> _Exercise data_:
□ □ □ □
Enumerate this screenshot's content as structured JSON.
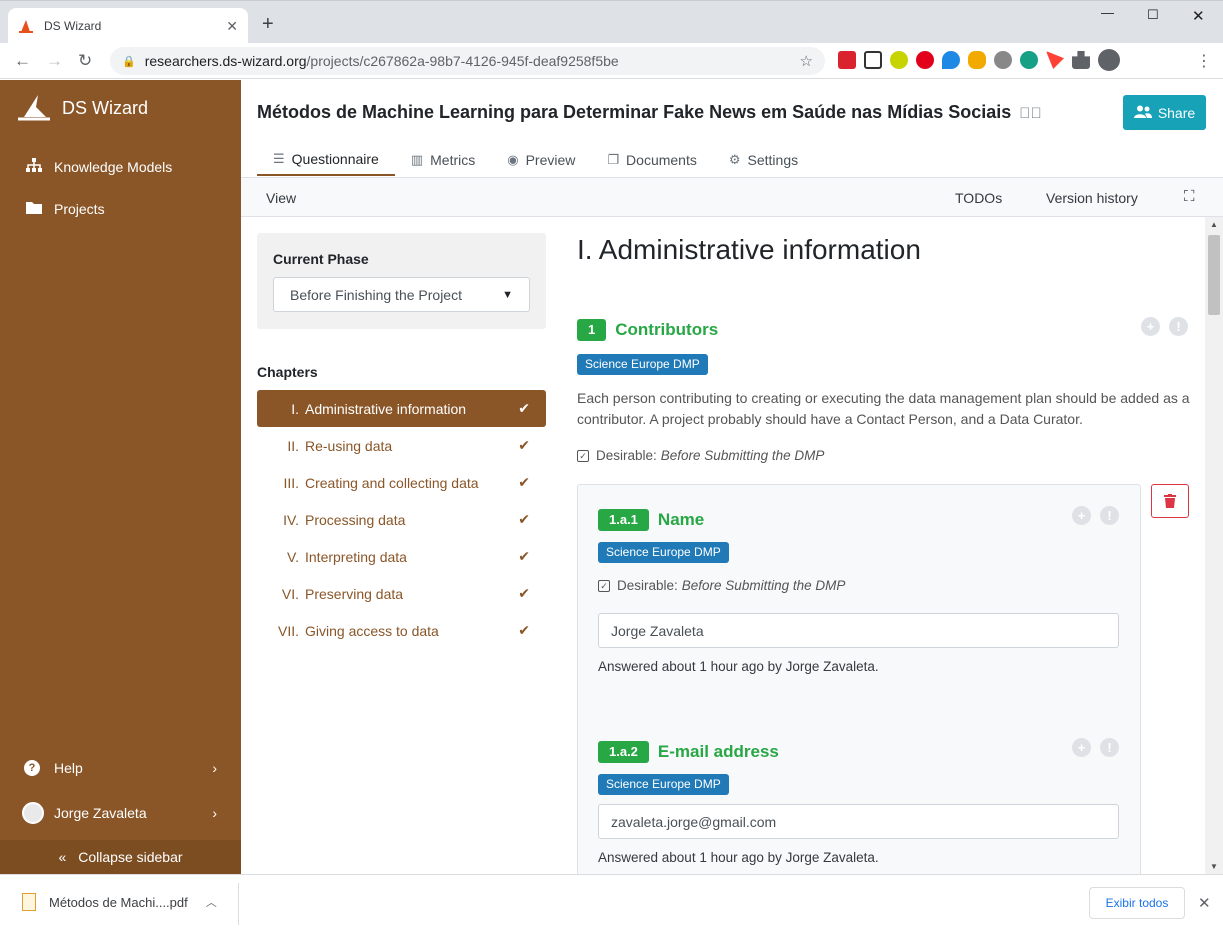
{
  "browser": {
    "tab_title": "DS Wizard",
    "tab_close": "✕",
    "new_tab": "+",
    "url_host": "researchers.ds-wizard.org",
    "url_path": "/projects/c267862a-98b7-4126-945f-deaf9258f5be"
  },
  "sidebar": {
    "app_name": "DS Wizard",
    "items": [
      {
        "label": "Knowledge Models",
        "icon": "sitemap-icon"
      },
      {
        "label": "Projects",
        "icon": "folder-icon"
      }
    ],
    "help_label": "Help",
    "user_name": "Jorge Zavaleta",
    "collapse_label": "Collapse sidebar"
  },
  "project": {
    "title": "Métodos de Machine Learning para Determinar Fake News em Saúde nas Mídias Sociais",
    "share_label": "Share",
    "tabs": [
      {
        "label": "Questionnaire",
        "icon": "list-icon"
      },
      {
        "label": "Metrics",
        "icon": "bar-chart-icon"
      },
      {
        "label": "Preview",
        "icon": "eye-icon"
      },
      {
        "label": "Documents",
        "icon": "copy-icon"
      },
      {
        "label": "Settings",
        "icon": "cogs-icon"
      }
    ]
  },
  "toolbar": {
    "view": "View",
    "todos": "TODOs",
    "version_history": "Version history"
  },
  "phase": {
    "label": "Current Phase",
    "selected": "Before Finishing the Project"
  },
  "chapters": {
    "heading": "Chapters",
    "items": [
      {
        "num": "I.",
        "label": "Administrative information"
      },
      {
        "num": "II.",
        "label": "Re-using data"
      },
      {
        "num": "III.",
        "label": "Creating and collecting data"
      },
      {
        "num": "IV.",
        "label": "Processing data"
      },
      {
        "num": "V.",
        "label": "Interpreting data"
      },
      {
        "num": "VI.",
        "label": "Preserving data"
      },
      {
        "num": "VII.",
        "label": "Giving access to data"
      }
    ]
  },
  "content": {
    "chapter_title": "I. Administrative information",
    "q1": {
      "num": "1",
      "title": "Contributors",
      "tag": "Science Europe DMP",
      "description": "Each person contributing to creating or executing the data management plan should be added as a contributor. A project probably should have a Contact Person, and a Data Curator.",
      "desirable_label": "Desirable:",
      "desirable_phase": "Before Submitting the DMP"
    },
    "q1a1": {
      "num": "1.a.1",
      "title": "Name",
      "tag": "Science Europe DMP",
      "desirable_label": "Desirable:",
      "desirable_phase": "Before Submitting the DMP",
      "value": "Jorge Zavaleta",
      "answered": "Answered about 1 hour ago by Jorge Zavaleta."
    },
    "q1a2": {
      "num": "1.a.2",
      "title": "E-mail address",
      "tag": "Science Europe DMP",
      "value": "zavaleta.jorge@gmail.com",
      "answered": "Answered about 1 hour ago by Jorge Zavaleta."
    }
  },
  "downloads": {
    "file": "Métodos de Machi....pdf",
    "show_all": "Exibir todos"
  }
}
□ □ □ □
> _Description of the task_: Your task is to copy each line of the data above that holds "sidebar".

> _Task answer_:
  "sidebar": {
    "collapse_label": "Collapse sidebar"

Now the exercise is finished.